Every time I come back to Vermont after travels, the sky is homey and fluffy, and the rock border guards are not threatening, not asking me for magical words to let me in.
When I visit my old town in Ukraine every stone speaks to me. I feel its ancient gravity and can almost hear the voices of medieval merchants from different cultures praising their goods while traveling on the crossroads of the European Silk Road.
My two favorite places on this earth are so different but they both open my heart in a particular way.
Though I immigrated first to Chicago, it was in St.Albans I received my citizenship. You can become a citizen after living in the USA for five years and passing two tests: English and U.S. history and government. While preparing for the test, I was quizzing my Vermont friends, and we laughed together because sometimes I knew more than they did. In St. Albans, the examiner was neighborly but diligent with his questions. I was expecting a big waiting line but I was the only one there. In Chicago, it would have taken me the whole day.
I remember pride in my American husband’s face on the day of my citizenship ceremony, which I took with other immigrants. Though I became a citizen of a new country I didn’t feel trapped with this status.
When people were leaving my ex-Soviet country, they were considered traitors; they would be forced to quit their jobs and become very vulnerable to humiliation while explaining why they were betraying their country. If they were members of the Communist Party they would be publicly expelled. There was an anecdote in my family that when my grandfather attended one of these meetings, he was asked: “How dare you to deceive our Party for the whole 50 years?” But my grandfather quickly reacted: “No, only one last year.”
I also remember how my husband took me to Montpelier to visit the State Capital. I kept asking him in disbelief if he was sure they would let us in. Entering the Montpelier Capitol felt welcoming as if entering living history. The carpet softened my step and my body naturally took an uplifted posture. Historical continuity here is respected regardless of centuries of partisan challenges. First, we went to the Senate Chambers that was in a short recess and, as we entered, one of the senators greeted us and invited us onto the floor. He showed us his seat and lifted up the desktop revealing generations of senators' signatures. There was pride and responsibility in the atmosphere, almost like a temple of the law and power. There were pictures on the walls of all previous senators. Next, we went to the Chambers of the House of Representatives, which was in session and, while sitting in the visitor's gallery, still in disbelief, I couldn’t resist tears for freedom that felt so ordinary.
My thoughts then took me to the first euphoric days when Ukraine reclaimed its independence and became a free county in 1991. During joyful celebrations, the public was allowed to enter for the first time City Hall. The rooms were formal, dusty with the webs of suspicion. Curious, we gazed at the stuffy offices and long drafty halls where we had never been permitted to enter before. There were no pictures of previous officials since the history was canceled in my country, there was no magic, just a feeling of shallow power. We knew that we should take advantage of this unusual invitation because - who knows - it might end very soon.

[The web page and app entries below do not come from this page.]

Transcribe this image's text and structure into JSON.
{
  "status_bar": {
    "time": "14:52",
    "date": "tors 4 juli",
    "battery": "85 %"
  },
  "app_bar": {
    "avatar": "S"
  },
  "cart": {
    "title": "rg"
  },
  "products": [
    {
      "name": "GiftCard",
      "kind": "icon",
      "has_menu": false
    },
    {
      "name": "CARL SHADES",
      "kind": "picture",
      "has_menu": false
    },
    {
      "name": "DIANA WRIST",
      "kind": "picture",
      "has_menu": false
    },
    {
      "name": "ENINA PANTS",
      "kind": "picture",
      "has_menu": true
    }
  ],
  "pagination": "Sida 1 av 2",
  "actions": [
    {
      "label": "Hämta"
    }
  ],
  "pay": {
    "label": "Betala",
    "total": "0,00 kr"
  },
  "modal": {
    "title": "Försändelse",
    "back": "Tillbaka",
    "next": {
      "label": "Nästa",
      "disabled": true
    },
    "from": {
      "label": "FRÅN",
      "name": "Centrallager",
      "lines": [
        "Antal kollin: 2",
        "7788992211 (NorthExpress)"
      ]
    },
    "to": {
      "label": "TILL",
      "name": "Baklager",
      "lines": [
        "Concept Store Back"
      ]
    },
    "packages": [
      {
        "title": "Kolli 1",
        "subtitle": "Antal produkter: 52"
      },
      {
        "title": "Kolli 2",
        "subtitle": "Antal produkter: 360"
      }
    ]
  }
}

But it didn’t end. This humble and proud country continues to be free after centuries of being an unwilling submissive servant for many years, no centuries.
Now living in Vermont I can write about my past while looking from my window onto the peaceful Connecticut River and soft hills of the most ancient rocks. My house is more than 100 years old but would be considered just a teen in Ukraine. So much less drama here though drama it had.